Not unlike Fillon, Ferrand employed Salaün’s partner, taxi driver, and Socialist activist Hervé Clabon as a parliamentary assistant. When he retired, he replaced him with his own son for four months. The salary of his “assistants” was €8,704 a month.
The scandal is undermining the Macron administration days before the crucial legislative elections.
Meanwhile, European Affairs Minister Sarnez is facing “abuse of confidence” allegations. She is accused of hiring a parliamentary assistant in Brussels, who was, in fact, working for the party in France. The case was initiated following a tip-off by National Front (FN) MEP Sophie Montel to Olaf.
Sarnez has sued the MEP for malicious accusation.
The ongoing scandal undermined Macron days before the French return to the polls in the forthcoming legislative elections on June 11 and 18. His political ally, Mr. Bayrou, has drafted legislation that would prevent members of parliament from hiring family members as parliamentary aides.
That bill was meant to address the “Fillon-gate,” but may now equally apply to the Ferrand-gate.

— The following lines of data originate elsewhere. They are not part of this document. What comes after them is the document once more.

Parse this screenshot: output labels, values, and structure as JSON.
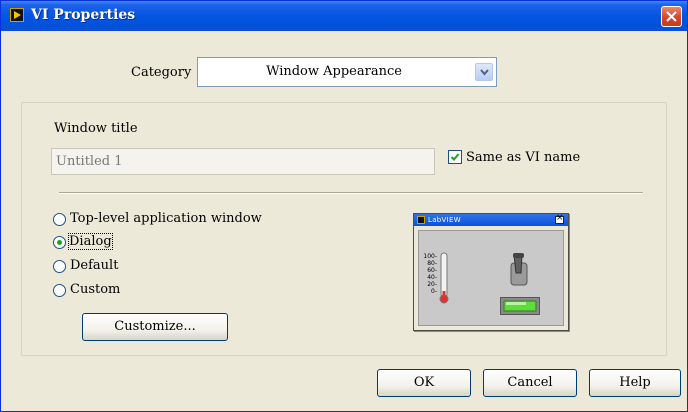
{
  "window": {
    "title": "VI Properties"
  },
  "category": {
    "label": "Category",
    "selected": "Window Appearance"
  },
  "window_title": {
    "label": "Window title",
    "value": "Untitled 1",
    "same_as_vi_name_label": "Same as VI name",
    "same_as_vi_name_checked": true
  },
  "window_type": {
    "options": [
      {
        "label": "Top-level application window",
        "checked": false
      },
      {
        "label": "Dialog",
        "checked": true
      },
      {
        "label": "Default",
        "checked": false
      },
      {
        "label": "Custom",
        "checked": false
      }
    ],
    "customize_label": "Customize..."
  },
  "preview": {
    "title": "LabVIEW",
    "scale_labels": [
      "100-",
      "80-",
      "60-",
      "40-",
      "20-",
      "0-"
    ]
  },
  "buttons": {
    "ok": "OK",
    "cancel": "Cancel",
    "help": "Help"
  },
  "colors": {
    "title_bar": "#0a58e3",
    "window_bg": "#ece9d8",
    "close_button": "#d8462a",
    "radio_dot": "#21a121",
    "thermometer_fill": "#e03030",
    "led_on": "#5fdc3c"
  }
}
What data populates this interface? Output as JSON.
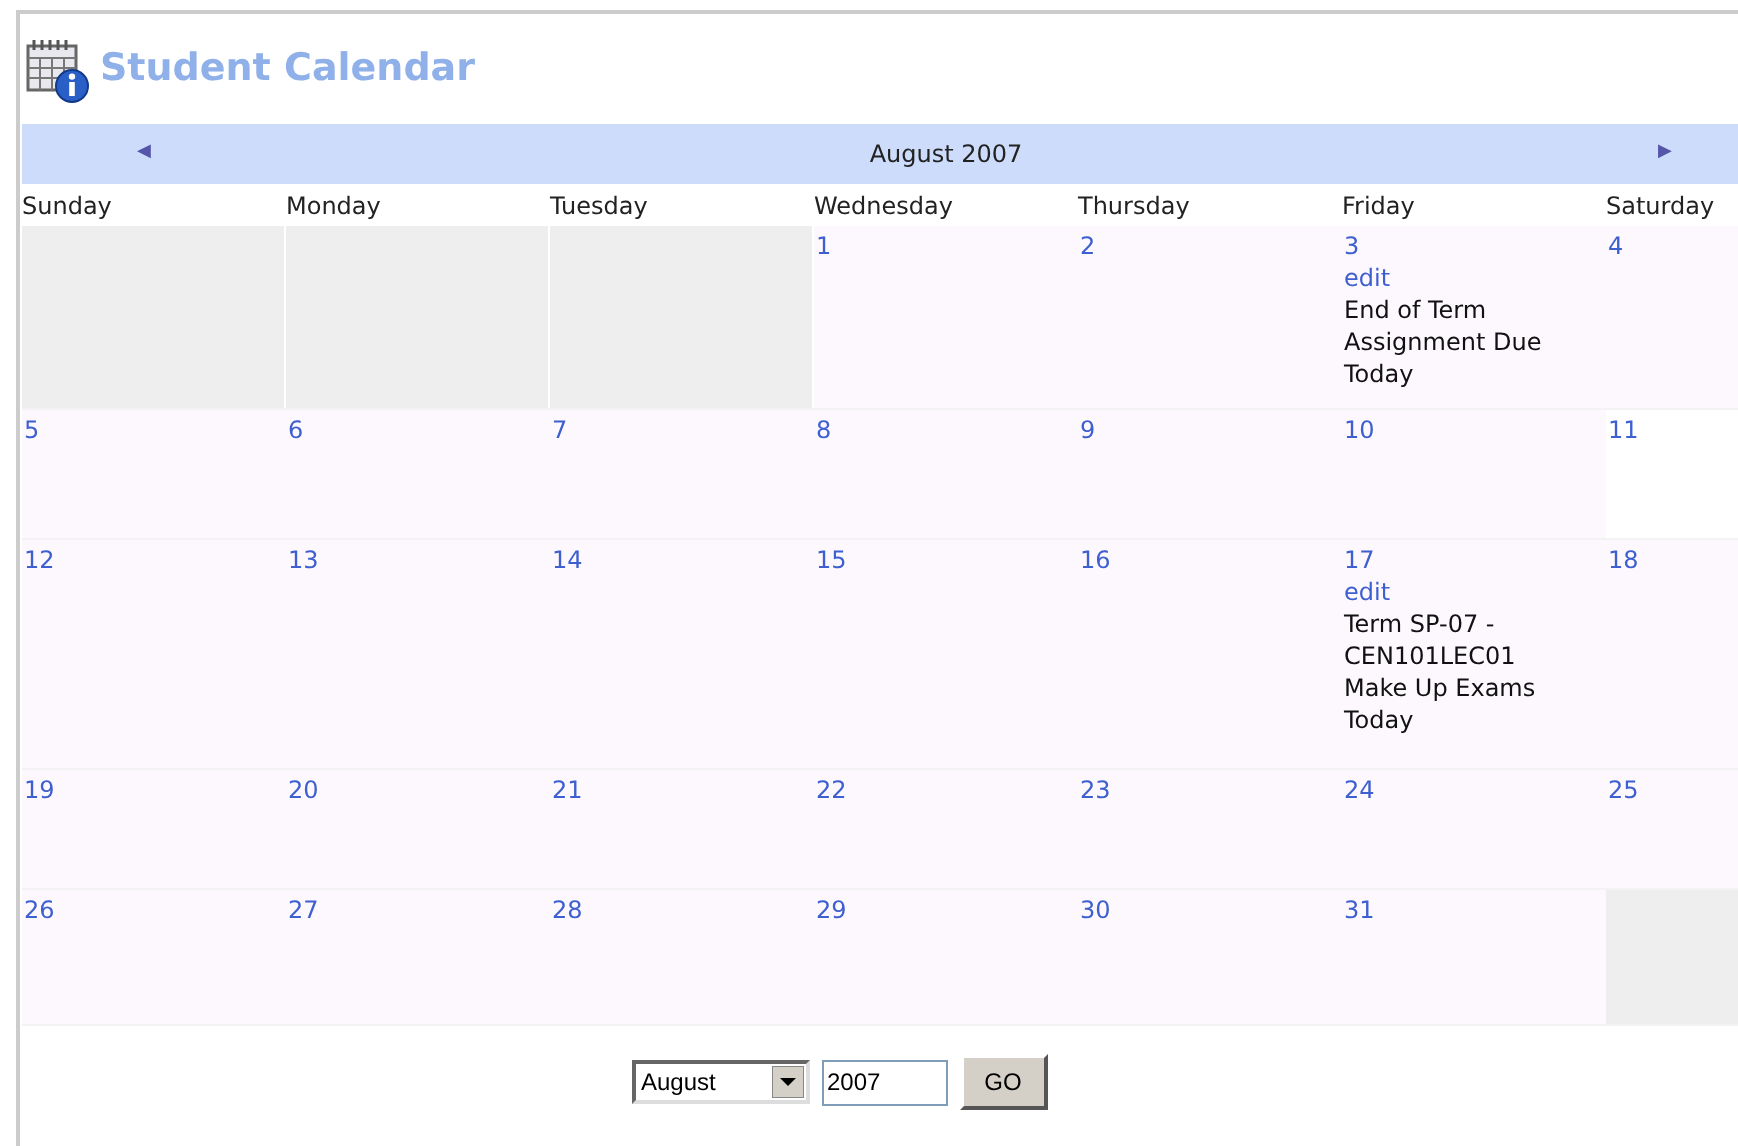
{
  "title": "Student Calendar",
  "nav": {
    "prev": "◀",
    "month": "August 2007",
    "next": "▶"
  },
  "weekdays": [
    "Sunday",
    "Monday",
    "Tuesday",
    "Wednesday",
    "Thursday",
    "Friday",
    "Saturday"
  ],
  "weeks": [
    [
      {
        "kind": "empty"
      },
      {
        "kind": "empty"
      },
      {
        "kind": "empty"
      },
      {
        "kind": "day",
        "day": "1"
      },
      {
        "kind": "day",
        "day": "2"
      },
      {
        "kind": "day",
        "day": "3",
        "events": [
          {
            "action": "edit",
            "text": "End of Term Assignment Due Today"
          }
        ]
      },
      {
        "kind": "day",
        "day": "4"
      }
    ],
    [
      {
        "kind": "day",
        "day": "5"
      },
      {
        "kind": "day",
        "day": "6"
      },
      {
        "kind": "day",
        "day": "7"
      },
      {
        "kind": "day",
        "day": "8"
      },
      {
        "kind": "day",
        "day": "9"
      },
      {
        "kind": "day",
        "day": "10"
      },
      {
        "kind": "day",
        "day": "11",
        "today": true
      }
    ],
    [
      {
        "kind": "day",
        "day": "12"
      },
      {
        "kind": "day",
        "day": "13"
      },
      {
        "kind": "day",
        "day": "14"
      },
      {
        "kind": "day",
        "day": "15"
      },
      {
        "kind": "day",
        "day": "16"
      },
      {
        "kind": "day",
        "day": "17",
        "events": [
          {
            "action": "edit",
            "text": "Term SP-07 - CEN101LEC01 Make Up Exams Today"
          }
        ]
      },
      {
        "kind": "day",
        "day": "18"
      }
    ],
    [
      {
        "kind": "day",
        "day": "19"
      },
      {
        "kind": "day",
        "day": "20"
      },
      {
        "kind": "day",
        "day": "21"
      },
      {
        "kind": "day",
        "day": "22"
      },
      {
        "kind": "day",
        "day": "23"
      },
      {
        "kind": "day",
        "day": "24"
      },
      {
        "kind": "day",
        "day": "25"
      }
    ],
    [
      {
        "kind": "day",
        "day": "26"
      },
      {
        "kind": "day",
        "day": "27"
      },
      {
        "kind": "day",
        "day": "28"
      },
      {
        "kind": "day",
        "day": "29"
      },
      {
        "kind": "day",
        "day": "30"
      },
      {
        "kind": "day",
        "day": "31"
      },
      {
        "kind": "empty"
      }
    ]
  ],
  "form": {
    "month": "August",
    "year": "2007",
    "button": "GO"
  }
}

Although Ferrand has not broken the law, he has achieved major damage for the image of Macron’s La République en Marche (LREM).
LREM continues to lead the polls with approximately 30% of the vote. Pollsters suggest LREM could win a majority in the lower-house National Assembly.